A major new survey of more than 70,000 EU Hosts and guests on Airbnb highlights – for the first time – how the cost of living crisis is driving people to become Hosts on Airbnb. Over 40% of Hosts across the EU say hosting has helped them to cover rising cost for food and other essentials, and over a third say the additional income helps them make ends meet.
The typical EU Host earned just over €3,000 last year – equivalent to two months additional pay for the median EU household – by renting their space on Airbnb. The vast majority of Hosts are regular people, and three quarters of EU Hosts share only one listing. Around a quarter of EU Hosts or someone in their household work in either education or healthcare. More than half are women, over a half are in full or part-time employment and over a quarter are retirees.
The survey shows that the rising cost of living is also pushing guests to seek more affordable family travel on Airbnb. More than half of guests say booking on Airbnb saved them money and a third said they specifically chose an Airbnb over other types of accommodation to save money.
As well as being affordable, one in five guests said that Airbnb offered a more local travel experience. Over half said their Airbnb listing enabled them to experience an area they probably wouldn’t have visited and over half say they took up their Host’s recommendation of a local business or place to visit.

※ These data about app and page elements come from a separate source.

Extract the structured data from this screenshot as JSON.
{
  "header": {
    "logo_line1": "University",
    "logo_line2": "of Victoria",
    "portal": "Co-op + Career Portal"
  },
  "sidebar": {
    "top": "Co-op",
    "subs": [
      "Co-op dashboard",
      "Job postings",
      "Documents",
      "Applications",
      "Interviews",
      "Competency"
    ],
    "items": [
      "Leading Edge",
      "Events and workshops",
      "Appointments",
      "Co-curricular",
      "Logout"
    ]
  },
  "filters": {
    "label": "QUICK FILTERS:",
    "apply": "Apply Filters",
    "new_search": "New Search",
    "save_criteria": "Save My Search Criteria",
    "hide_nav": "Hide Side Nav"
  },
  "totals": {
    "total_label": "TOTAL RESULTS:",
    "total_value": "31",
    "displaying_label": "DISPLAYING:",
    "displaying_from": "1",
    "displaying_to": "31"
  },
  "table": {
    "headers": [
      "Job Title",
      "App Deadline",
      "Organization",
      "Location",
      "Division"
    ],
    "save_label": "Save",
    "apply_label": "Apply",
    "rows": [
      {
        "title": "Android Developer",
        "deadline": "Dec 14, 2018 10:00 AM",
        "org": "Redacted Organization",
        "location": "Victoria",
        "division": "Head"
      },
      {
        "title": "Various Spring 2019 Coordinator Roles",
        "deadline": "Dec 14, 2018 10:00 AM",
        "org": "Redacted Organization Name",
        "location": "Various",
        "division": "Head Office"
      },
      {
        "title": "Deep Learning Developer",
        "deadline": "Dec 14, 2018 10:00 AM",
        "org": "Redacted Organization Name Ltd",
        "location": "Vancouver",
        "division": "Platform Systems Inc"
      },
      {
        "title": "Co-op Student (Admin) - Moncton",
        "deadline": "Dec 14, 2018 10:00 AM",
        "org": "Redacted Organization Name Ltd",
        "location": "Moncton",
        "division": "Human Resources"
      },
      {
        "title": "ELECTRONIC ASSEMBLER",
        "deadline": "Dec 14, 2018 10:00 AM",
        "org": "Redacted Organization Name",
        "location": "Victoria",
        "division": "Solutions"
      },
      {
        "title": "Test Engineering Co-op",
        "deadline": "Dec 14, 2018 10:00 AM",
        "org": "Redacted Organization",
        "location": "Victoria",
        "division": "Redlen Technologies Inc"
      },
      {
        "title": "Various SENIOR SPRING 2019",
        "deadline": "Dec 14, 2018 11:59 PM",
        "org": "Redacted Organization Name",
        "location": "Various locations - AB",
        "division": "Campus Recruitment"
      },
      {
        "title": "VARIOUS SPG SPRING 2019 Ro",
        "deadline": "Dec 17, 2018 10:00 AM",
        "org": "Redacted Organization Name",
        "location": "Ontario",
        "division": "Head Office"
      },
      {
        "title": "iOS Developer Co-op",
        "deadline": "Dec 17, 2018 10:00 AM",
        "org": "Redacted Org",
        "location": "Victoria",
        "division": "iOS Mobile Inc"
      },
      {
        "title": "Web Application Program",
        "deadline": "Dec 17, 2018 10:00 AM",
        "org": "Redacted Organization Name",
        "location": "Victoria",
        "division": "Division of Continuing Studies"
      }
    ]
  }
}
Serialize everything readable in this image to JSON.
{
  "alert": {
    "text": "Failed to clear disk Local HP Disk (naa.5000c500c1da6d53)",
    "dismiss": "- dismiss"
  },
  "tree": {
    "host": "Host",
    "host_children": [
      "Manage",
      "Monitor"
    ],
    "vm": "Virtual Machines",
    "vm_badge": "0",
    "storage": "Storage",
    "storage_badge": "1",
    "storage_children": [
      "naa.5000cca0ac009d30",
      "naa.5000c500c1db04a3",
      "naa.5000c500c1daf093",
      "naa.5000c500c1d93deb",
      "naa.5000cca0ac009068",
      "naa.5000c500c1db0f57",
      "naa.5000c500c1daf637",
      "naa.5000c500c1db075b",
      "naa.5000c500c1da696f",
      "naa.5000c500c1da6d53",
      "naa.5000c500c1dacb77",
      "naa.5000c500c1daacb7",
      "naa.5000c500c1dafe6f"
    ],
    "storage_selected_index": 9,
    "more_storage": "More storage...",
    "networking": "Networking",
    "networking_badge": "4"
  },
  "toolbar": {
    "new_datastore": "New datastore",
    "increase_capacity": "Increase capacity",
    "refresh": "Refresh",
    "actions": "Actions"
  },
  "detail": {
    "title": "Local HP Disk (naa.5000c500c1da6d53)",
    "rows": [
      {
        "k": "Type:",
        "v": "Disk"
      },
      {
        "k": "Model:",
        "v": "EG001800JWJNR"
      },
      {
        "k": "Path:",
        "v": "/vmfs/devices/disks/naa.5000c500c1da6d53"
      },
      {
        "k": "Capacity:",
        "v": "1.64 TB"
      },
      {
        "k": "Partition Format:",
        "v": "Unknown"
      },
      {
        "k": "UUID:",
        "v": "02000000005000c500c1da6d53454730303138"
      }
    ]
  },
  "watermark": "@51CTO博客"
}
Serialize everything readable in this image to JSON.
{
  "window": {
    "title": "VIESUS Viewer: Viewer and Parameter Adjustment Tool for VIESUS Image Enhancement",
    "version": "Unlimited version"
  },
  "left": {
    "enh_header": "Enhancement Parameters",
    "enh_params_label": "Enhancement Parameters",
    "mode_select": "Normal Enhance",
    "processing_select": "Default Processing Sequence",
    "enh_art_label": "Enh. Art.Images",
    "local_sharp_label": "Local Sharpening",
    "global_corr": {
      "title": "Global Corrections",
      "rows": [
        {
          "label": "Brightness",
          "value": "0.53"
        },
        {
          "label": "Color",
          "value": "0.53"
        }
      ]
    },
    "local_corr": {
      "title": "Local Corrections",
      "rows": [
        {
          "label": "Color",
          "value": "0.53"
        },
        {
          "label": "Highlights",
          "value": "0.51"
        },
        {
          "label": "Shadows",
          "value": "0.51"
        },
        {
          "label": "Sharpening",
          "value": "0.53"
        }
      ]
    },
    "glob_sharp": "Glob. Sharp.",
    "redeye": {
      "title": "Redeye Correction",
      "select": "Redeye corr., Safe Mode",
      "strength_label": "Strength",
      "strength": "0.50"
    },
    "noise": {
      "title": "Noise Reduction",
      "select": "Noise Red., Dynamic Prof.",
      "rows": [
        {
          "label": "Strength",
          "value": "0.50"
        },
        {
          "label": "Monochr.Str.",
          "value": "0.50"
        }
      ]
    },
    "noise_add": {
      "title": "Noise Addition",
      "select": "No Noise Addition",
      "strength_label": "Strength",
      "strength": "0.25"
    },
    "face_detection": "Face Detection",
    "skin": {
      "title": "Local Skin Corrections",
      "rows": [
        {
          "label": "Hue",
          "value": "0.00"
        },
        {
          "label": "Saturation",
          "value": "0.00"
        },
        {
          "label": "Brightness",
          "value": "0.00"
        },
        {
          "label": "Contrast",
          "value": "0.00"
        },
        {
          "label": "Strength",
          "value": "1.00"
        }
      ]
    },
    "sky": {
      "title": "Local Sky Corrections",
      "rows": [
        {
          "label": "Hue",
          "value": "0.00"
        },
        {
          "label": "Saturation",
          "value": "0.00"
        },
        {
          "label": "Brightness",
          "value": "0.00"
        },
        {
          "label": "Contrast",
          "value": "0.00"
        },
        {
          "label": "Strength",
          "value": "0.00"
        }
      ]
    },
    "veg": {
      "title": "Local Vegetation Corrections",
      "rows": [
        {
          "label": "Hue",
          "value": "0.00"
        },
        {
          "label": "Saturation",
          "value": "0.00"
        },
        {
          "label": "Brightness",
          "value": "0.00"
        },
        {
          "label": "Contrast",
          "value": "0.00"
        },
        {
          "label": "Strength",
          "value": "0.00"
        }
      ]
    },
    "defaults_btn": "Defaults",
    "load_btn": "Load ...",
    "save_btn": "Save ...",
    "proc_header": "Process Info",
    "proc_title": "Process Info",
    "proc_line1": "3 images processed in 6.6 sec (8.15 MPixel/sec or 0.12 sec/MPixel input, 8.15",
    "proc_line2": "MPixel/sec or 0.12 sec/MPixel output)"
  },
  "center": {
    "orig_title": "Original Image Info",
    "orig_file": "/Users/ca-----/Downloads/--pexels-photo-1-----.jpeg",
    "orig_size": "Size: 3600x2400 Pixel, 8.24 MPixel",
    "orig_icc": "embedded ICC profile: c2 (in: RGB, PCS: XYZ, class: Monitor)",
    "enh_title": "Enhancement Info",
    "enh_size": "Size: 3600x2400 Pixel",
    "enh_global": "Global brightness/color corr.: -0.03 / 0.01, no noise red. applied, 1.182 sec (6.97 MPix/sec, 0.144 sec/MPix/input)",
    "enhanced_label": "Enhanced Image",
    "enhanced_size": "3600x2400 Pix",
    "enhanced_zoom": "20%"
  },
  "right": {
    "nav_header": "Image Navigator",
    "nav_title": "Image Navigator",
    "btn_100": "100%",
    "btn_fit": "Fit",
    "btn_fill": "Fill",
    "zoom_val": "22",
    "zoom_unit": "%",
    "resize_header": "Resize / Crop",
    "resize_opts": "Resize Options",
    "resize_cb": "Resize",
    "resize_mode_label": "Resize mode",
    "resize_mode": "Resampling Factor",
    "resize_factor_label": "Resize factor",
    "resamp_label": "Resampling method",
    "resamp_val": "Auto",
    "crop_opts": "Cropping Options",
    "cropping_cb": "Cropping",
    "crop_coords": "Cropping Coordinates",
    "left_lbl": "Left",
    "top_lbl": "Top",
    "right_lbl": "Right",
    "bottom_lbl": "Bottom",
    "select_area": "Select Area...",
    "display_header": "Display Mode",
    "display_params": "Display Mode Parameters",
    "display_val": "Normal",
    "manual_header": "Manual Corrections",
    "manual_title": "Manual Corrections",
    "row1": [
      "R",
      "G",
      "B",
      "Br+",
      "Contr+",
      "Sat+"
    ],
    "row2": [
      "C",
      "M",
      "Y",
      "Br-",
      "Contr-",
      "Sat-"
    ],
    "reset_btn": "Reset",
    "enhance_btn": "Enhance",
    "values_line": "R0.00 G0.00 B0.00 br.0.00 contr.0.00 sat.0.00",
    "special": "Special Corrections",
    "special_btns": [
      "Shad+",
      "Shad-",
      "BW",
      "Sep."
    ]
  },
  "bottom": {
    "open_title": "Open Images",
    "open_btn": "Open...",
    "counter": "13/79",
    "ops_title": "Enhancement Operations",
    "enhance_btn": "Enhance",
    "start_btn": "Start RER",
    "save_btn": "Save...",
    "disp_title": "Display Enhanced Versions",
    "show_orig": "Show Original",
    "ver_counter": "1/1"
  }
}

This helps disperse guests and benefits beyond hotel districts to local families and their communities. A 2021 study by Oxford Economics found that travel on Airbnb supports almost 345,000 EU jobs and generates nearly €19 billion GDP contribution through guest spending.
“As the cost of living crisis takes hold, everyday Europeans across the bloc are boosting their income by opening their homes on Airbnb,” said Juliette Langlais, Director of Policy at Airbnb. “Airbnb supports the EU’s work to update its rules and has put forward proposals that would unlock the benefits of hosting for families across the EU, while clamping down on speculators and giving governments the tools they need.”
As cost of living bites and families look for new ways to boost income, the EU is consulting on new harmonised EU rules for short-term rentals that could unlock the benefits of hosting. Many EU citizens are currently unable to benefit from the economic opportunities brought by home-sharing due to local rules that can be onerous and disproportionate – often because they are designed with large-scale tourism players in mind.
In response to the EU’s consultation, Airbnb has put forward proposals in The EU Host Action Plan, which the company launched in response to the EU Commission’s short-term rental initiative consultation. Airbnb’s proposed new rules support hosting for everyday Europeans while clamping down on speculators and giving governments the tools they need to tackle issues linked with overtourism.
Based on a survey of over 36,000 Hosts and nearly 38,000 Airbnb guests booked between June 1, 2021 and Dec. 31, 2021 and surveyed between February 17, 2022 and March 31, 2022. Margin of error under 2%.